- ACTION ITEM
Look for "XSubs" in each line of the records, and copy the lines that have it.

• • • • • • •

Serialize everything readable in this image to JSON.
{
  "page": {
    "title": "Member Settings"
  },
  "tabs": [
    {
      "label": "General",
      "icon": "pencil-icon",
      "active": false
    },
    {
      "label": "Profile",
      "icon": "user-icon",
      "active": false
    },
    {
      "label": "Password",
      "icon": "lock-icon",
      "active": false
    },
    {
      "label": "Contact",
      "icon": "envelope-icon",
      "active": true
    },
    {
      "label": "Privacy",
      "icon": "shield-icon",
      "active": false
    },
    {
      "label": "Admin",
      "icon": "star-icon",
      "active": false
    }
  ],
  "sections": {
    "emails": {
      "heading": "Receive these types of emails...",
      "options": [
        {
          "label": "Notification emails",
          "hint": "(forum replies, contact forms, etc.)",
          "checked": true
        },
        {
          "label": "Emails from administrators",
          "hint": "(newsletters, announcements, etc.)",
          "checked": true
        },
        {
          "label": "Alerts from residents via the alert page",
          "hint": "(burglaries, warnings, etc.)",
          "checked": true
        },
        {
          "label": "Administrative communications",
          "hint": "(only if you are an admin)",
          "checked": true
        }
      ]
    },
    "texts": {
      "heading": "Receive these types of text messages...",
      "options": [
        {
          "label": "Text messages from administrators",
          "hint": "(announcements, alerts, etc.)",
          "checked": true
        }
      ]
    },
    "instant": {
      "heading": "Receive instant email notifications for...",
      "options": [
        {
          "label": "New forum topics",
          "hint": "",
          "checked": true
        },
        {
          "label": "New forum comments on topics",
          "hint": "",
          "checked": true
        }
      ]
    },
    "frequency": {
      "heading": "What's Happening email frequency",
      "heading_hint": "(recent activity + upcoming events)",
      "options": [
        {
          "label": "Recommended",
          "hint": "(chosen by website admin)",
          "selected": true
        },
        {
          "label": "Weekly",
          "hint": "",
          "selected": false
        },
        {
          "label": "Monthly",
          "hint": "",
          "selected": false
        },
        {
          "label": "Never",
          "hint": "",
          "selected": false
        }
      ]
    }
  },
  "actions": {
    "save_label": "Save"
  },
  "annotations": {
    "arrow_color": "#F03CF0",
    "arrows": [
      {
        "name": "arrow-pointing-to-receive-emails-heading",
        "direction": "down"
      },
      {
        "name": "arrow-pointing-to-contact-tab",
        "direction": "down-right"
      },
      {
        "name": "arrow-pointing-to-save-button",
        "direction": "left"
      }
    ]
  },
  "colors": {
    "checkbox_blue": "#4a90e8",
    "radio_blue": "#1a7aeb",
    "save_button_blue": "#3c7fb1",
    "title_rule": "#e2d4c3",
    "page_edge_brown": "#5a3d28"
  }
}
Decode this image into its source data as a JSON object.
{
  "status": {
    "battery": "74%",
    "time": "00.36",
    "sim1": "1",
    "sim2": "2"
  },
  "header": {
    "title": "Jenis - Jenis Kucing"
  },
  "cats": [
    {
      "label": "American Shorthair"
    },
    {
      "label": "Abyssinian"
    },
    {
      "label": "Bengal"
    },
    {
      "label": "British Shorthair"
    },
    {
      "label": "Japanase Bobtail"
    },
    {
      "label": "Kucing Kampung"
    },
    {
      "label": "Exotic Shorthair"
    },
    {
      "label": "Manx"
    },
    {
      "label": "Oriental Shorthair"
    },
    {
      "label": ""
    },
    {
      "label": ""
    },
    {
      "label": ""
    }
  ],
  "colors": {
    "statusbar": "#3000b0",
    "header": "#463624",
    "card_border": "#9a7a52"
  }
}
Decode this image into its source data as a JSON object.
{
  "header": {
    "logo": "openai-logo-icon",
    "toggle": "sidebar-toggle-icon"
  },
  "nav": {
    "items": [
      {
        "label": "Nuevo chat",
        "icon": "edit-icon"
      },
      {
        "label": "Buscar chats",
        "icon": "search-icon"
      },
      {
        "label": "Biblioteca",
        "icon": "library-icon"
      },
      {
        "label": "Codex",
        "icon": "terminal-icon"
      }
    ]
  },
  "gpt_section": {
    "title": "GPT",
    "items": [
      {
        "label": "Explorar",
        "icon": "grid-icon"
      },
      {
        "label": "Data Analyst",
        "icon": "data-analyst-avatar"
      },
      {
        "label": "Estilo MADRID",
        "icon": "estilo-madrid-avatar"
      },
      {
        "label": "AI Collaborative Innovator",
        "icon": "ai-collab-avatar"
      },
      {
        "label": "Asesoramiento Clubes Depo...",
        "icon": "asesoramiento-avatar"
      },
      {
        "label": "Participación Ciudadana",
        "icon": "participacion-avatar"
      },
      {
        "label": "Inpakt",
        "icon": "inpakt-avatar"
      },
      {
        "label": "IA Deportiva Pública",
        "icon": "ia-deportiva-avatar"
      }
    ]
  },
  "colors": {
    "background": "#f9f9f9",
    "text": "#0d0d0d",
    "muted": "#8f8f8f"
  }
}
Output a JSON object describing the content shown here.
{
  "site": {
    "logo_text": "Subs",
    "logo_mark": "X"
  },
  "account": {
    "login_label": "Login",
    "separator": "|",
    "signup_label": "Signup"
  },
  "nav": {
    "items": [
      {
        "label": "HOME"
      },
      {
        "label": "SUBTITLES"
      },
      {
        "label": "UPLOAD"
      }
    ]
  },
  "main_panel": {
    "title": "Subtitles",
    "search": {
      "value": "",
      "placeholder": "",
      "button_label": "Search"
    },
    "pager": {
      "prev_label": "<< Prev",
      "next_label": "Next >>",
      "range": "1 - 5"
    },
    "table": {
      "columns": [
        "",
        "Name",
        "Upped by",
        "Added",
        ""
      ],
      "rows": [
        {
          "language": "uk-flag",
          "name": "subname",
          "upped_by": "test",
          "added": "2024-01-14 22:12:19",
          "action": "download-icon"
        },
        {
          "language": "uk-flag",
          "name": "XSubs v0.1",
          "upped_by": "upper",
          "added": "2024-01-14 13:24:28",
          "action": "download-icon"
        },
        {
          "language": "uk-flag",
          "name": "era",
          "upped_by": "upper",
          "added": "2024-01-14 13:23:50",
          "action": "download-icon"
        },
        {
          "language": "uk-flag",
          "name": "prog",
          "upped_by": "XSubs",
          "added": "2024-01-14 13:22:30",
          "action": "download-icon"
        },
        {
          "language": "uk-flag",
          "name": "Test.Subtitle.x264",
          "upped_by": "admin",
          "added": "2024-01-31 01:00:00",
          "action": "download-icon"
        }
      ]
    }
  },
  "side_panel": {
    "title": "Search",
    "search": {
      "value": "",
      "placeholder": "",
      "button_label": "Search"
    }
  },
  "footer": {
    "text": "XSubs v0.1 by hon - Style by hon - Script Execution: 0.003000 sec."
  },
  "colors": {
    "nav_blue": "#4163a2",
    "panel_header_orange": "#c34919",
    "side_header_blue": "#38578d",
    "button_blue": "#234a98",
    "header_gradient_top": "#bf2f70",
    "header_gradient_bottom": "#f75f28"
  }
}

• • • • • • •

- REPLY TO THE EXERCISE
          "name": "XSubs v0.1",
          "upped_by": "XSubs",
    "text": "XSubs v0.1 by hon - Style by hon - Script Execution: 0.003000 sec."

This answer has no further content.